Data supplied below:

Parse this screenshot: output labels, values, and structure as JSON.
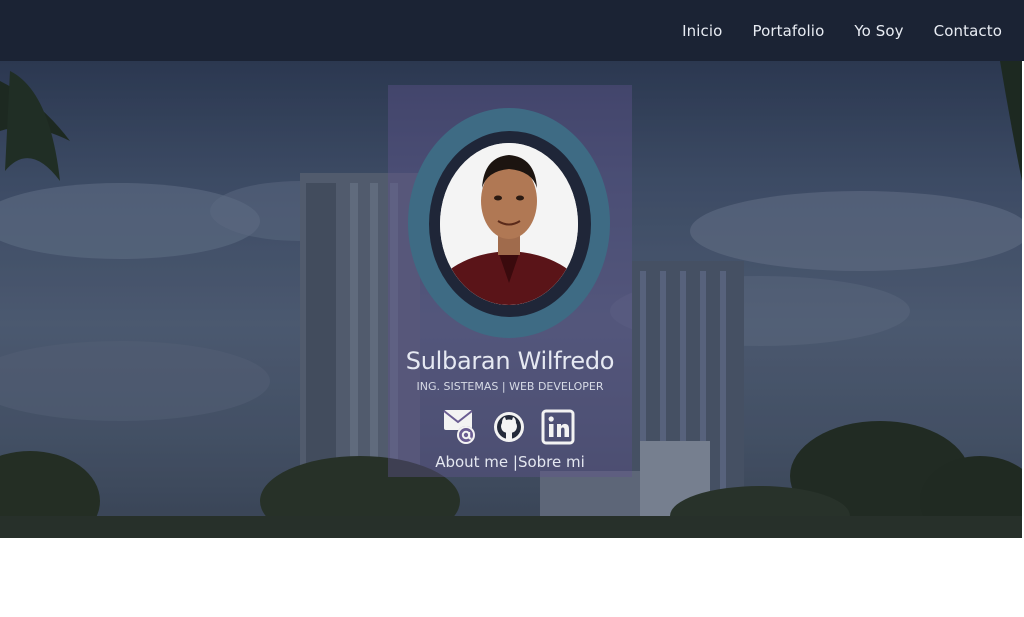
{
  "nav": {
    "items": [
      {
        "label": "Inicio"
      },
      {
        "label": "Portafolio"
      },
      {
        "label": "Yo Soy"
      },
      {
        "label": "Contacto"
      }
    ]
  },
  "profile": {
    "name": "Sulbaran Wilfredo",
    "role": "ING. SISTEMAS | WEB DEVELOPER",
    "about_link": "About me |Sobre mi",
    "social": [
      {
        "icon": "mail-at-icon"
      },
      {
        "icon": "github-icon"
      },
      {
        "icon": "linkedin-icon"
      }
    ]
  },
  "colors": {
    "navbar": "#1b2334",
    "card": "#60548c",
    "avatar_ring": "#3e6b84",
    "avatar_frame": "#1f2638"
  }
}
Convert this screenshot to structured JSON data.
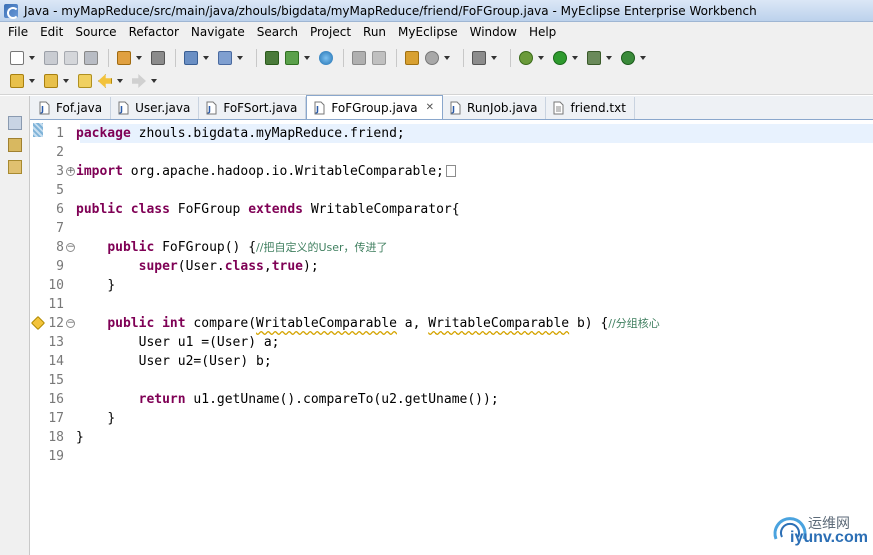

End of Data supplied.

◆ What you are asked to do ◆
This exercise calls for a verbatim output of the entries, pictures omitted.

◆ Answer space ◆
Parse this screenshot: output labels, values, and structure as JSON.
{
  "nav": {
    "items": [
      {
        "label": "Inicio"
      },
      {
        "label": "Portafolio"
      },
      {
        "label": "Yo Soy"
      },
      {
        "label": "Contacto"
      }
    ]
  },
  "profile": {
    "name": "Sulbaran Wilfredo",
    "role": "ING. SISTEMAS | WEB DEVELOPER",
    "about_link": "About me |Sobre mi",
    "social": [
      {
        "icon": "mail-at-icon"
      },
      {
        "icon": "github-icon"
      },
      {
        "icon": "linkedin-icon"
      }
    ]
  },
  "colors": {
    "navbar": "#1b2334",
    "card": "#60548c",
    "avatar_ring": "#3e6b84",
    "avatar_frame": "#1f2638"
  }
}
Convert this screenshot to structured JSON data.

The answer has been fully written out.